By Sherwin Chua
In transforming their businesses to avoid being decimated by the twin forces of digital disruption and the COVID-19 pandemic, publishers must cement their distinctive value, develop an intimate understanding of their most valuable audiences, and consider the possibility of a digital-only future.
These key insights, among others, were given by programme leaders George Brock and Grzegorz Piechota to 11 Asian publishers over the first three sessions of the inaugural five-month-long Newsroom and Business Transformation Asia (NBTA) 2020 programme.
Organised by WAN-IFRA and supported by the Facebook Journalism Project, the NBTA programme aims to help Asian news companies implement and accelerate their newsroom transformation projects.
“The power to publish online isn’t simply a different way to distribute journalism. Digital (and COVID-19) disrupts journalism and the business model it relies on. There isn’t likely to be a single business model for news in the future. There will be many experiments and many varieties of stuff that works. So smart publishers will need to transform and diversify to be resilient and look at the widest range of possibilities,” said Brock.
Make distinctive value the foundation of reader avenue
Given how ad spend continues to decline sharply during COVID-19, coupled with an unprecedented spike in demand for news globally, it may be timely for publishers to turn towards establishing a robust reader revenue strategy.
However, a publication’s distinctive value must be the cornerstone of any news organisation’s attempt at business transformation towards reader revenue, said Brock.

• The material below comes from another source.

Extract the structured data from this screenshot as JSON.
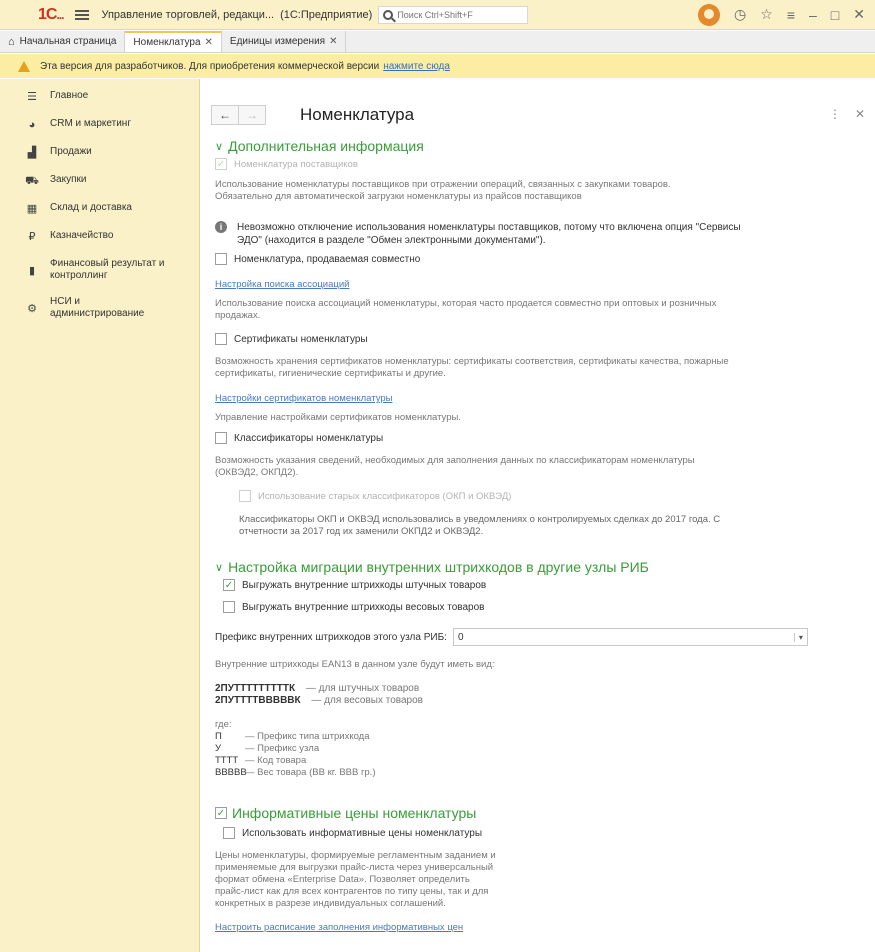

He outlined four questions that can help publishers deepen their distinctive value:
- What need does your publication satisfy?
- What visible difference does your publication make, and is that difference marketed prominently?
- Do readers feel your publication benefits them and how is that ascertained?
- What is it your publication does that is unmatched by anyone?
To illustrate his point, Brock drew on the example of three publishers that have successfully developed and monetised their distinctive values—Spanish online newspaper Eldiario.es, UK-based The Times of London, and The New York Times (NYT) in the US.
“All three publishers have different approaches but they asked themselves one critical question and found the answers to it: How do we get people to recognise our distinctive value and pay for it?” said Brock.
For instance, if you are a publisher that has been successful in building trust with your readers during the COVID-19 pandemic, then the question to ask is: Are you now in a position to capitalise on that strength? he added.
Know and cater to your most valuable audiences
The COVID-19 pandemic has brought unprecedented spikes in the demand for news globally. As publishers capitalise on this temporary bump in demand and develop strategies to convert their readers into subscribers, they must not lose focus of their most valuable audiences, said Piechota.
Based on NYT’s Q4 2019 financial report, Piechota estimates that the publisher’s average revenue per user (ARPU, including subscription and advertising) for each print subscriber is about US$1,000, and each digital-only subscriber is US$177.
The ARPU for print and digital subscribers, compared to the 145 million free visitors to their website each month who are worth less than half a dollar each, shows exactly who NYT’s primary customers are, and who the publication should be devoting most of their resources to, said Piechota.
“Publishers who are transforming their companies should maybe approach it with a mindset that it is not just about digital transformation, but also a shift from product-centric thinking to one that is more customer-centric, where the most profitable customers are served better than others,” he added.
Consider the merits of a digital-only future
Publishers should not only devote attention to growing reader revenue, but also reconsider their business models and cost structures when digitally transforming their businesses.
“As news publishers transform their business models and turn towards audiences as their main sources of income, they should not expect these new sources of digital reader revenue to maintain print cost structures of the past. And the print cost structure is one of the main killers of newspaper businesses,” said Piechota.
Using The Boston Globe as an example, Piechota explained that the US-based publisher had developed a four-scenario strategic planning framework that takes into account the possibility of a digital-only future with a digital-only cost structure.
“The Boston Globe figured that if its mission is to deliver quality journalism, then it needs to find a way to maintain only the key functions that support that mission. And they found that they could in fact be more profitable in a digital-only future without being weighed down by the costs of printing and distributing newspapers,” Piechota added.
Newsroom and Business Transformation Asia (NBTA) 2020, organised by WAN-IFRA and supported by the Facebook Journalism Project, is the first training and coaching programme of its kind in Asia that is designed to accelerate transformation in Asian news companies. NBTA’s five-month-long curriculum supports senior editorial and commercial managers in developing an editorial vision, business strategies, integrated product plans and newsroom processes.
Eleven Asian news publishers from six countries are participating in this inaugural programme which began in June 2020. They are: Bangkok Post, Bisnis Indonesia, Kompas Media Nusantara, Lianhe Zaobao, Manila Bulletin, Philippine Daily Inquirer, Sin Chew Media Corporation, The Business Times, The Edge Communications (Malaysia), The Jakarta Post, and United Daily News.
About the author: Sherwin Chua is a doctoral candidate at the University of Gothenburg, Sweden, whose research focuses on media innovation and journalism. He is also a freelance journalist who covers digital transformations occurring in journalism.